Kenny Klein is used to putting other people in the spotlight. For 39 years at UofL, he’s been the wizard behind the curtain, promoting and elevating UofL’s studentathletes, programs, teams and wins.
His determination to showcase the best in others is what makes him one of the top sports information directors in the business. It also makes it difficult to focus the spotlight on himself.
But when Klein, senior associate athletic director and sports information director for men’s basketball, announced his retirement this spring, he found himself the center of attention as journalists, athletes, coaches, peers and the Cardinal faithful recognized his status as a Louisville legend in his own right.
“I’ve had so many people around the country just reach out and it’s been overwhelming. Completely overwhelming, but very much appreciated. When you work trying to promote others for so long, personal accolades are not something you’re comfortable with or seeking in any way,” he said. “They are nice when they come but, you know, I could walk out of here without a word said from somebody else and be happy and know that things went well during my time here.”
In Klein’s nearly four decades in sports information, “went well” is a bit of an undersell. During his time in athletics, he’s seen Final Fours, national champions, a Heisman trophy winner, Hall of Fame coaches, UofL join the ACC and much, much more. It’s a far cry from when he started in the athletics department in 1983 as a 23-year-old sports information director with one assistant and a student intern.
“Our budget around that time was probably around $2 or $3 million maybe for the whole athletic department. And when our board votes on the budget this year, it’s going to be a record $114 million budget for athletics. So just in sheer numbers that shows you where we are,” he said. “We’ve got 23 sports now that can compete for championships.”
Klein didn’t grow up envisioning athletics would be his path in life. His childhood was spent on a farm just outside Clarksville, Tennessee, where the family raised cattle and hogs and grew tobacco. He played a little bit of basketball in junior high, but he had another passion.
“I was really into science. I was planning on being a doctor,” Klein said. “I liked sports, but I wasn’t a guy that knew every stat of every baseball team or something.”
He started pre-med at Austin Peay State University on an academic scholarship.

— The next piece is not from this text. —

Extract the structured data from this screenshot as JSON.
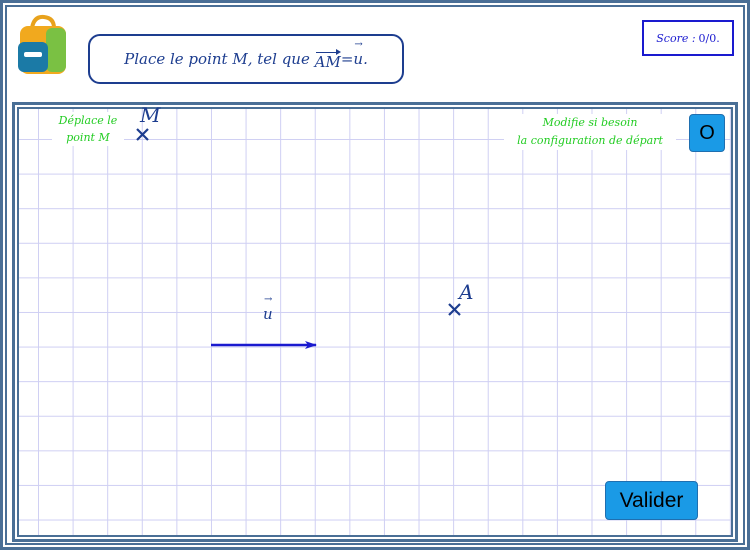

While there, he worked for the local newspaper part time and for the student newspaper. As writing began to take hold of him, he started working with sports information at the college. By the end of the year, his mentor in sports information moved to Murray State University and urged Klein to follow, selling the school’s good pre-med program.
So Klein went. But by the time he got there, he shifted his career prospects to covering sports, eventually earning a journalism degree from Murray State. After graduation he worked at Morehead State University as the sports information director before then UofL Athletic Director Bill Olsen and Associate Athletic Director Don Russell hired him as the associate sports information director for Louisville. In his career since, Klein has been named to the College Sports Information Directors of America Hall of Fame and the Kentucky Athletic Hall of Fame and inspired countless people in his field.
Nancy Worley, an associate sports information director whom Klein hired six months into his job, said Klein earned the respect of his peers through relationships built on trust and fairness.
“Respect is a two-way street and he has established that for decades,” she said. “He treats the smallest blog to the biggest national writer with the same respect. He is like the grandparent who secretly tells each of his grandkids that they are the favorite, yet never plays favorites.”
It’s helping people, Klein said, that made him interested in – and kept him in – the business.
“That’s what I view my thing as – I’m trying to help people,” he said. “How can I do that in my role? What can I write? How can I connect these people to national media? How can I make this television announcer’s job better by providing him quality information on our guys that can make the telecast better? That in turn makes it better for our fans to watch. How can I help people? That’s really the way I view my job.”
Kathy Tronzo, a sports information assistant who has been with Klein his entire Cardinal career, saw that urge to help firsthand.
“He was always in the office before 8 a.m. and didn’t leave most days until well after 5 p.m.,” she said. “On game days, he was at the arena or stadium at least five hours before game time and stayed until the last reporter left.”
Most of Klein’s time at UofL has been spent with men’s basketball, and his memories from working with that program are some of his most dear. Asked about some of his favorite players he’s watched through the years, he demurs, though Klein admits he holds a special place for former Cards Lancaster Gordon and Charles Jones, who were the seniors on the first UofL team with which he worked.
“If I start naming names, you’d have 100 names,” he said. “It’s just because there’s so many of them through the years, and it’s not just the All Americans or the starters, it’s the backups, the walk-ons, the others, too,” he said.
One of those special players was Kenny Payne, now UofL’s head men’s basketball coach. When Payne heard Klein was retiring, he had one favor to ask – could Klein stick around? Klein couldn’t help seeing another situation where he could provide an assist. So he agreed. While Klein is retiring from his full-time position, he will stay with the men’s basketball team in a capacity to be determined for Payne’s first year as head coach.
“Whatever I can do to help,” Klein said. “ When you’ve got a first-year staff and all that, I just want to make sure they’re off on the right foot. I’m willing to be around here a little bit longer to do that.”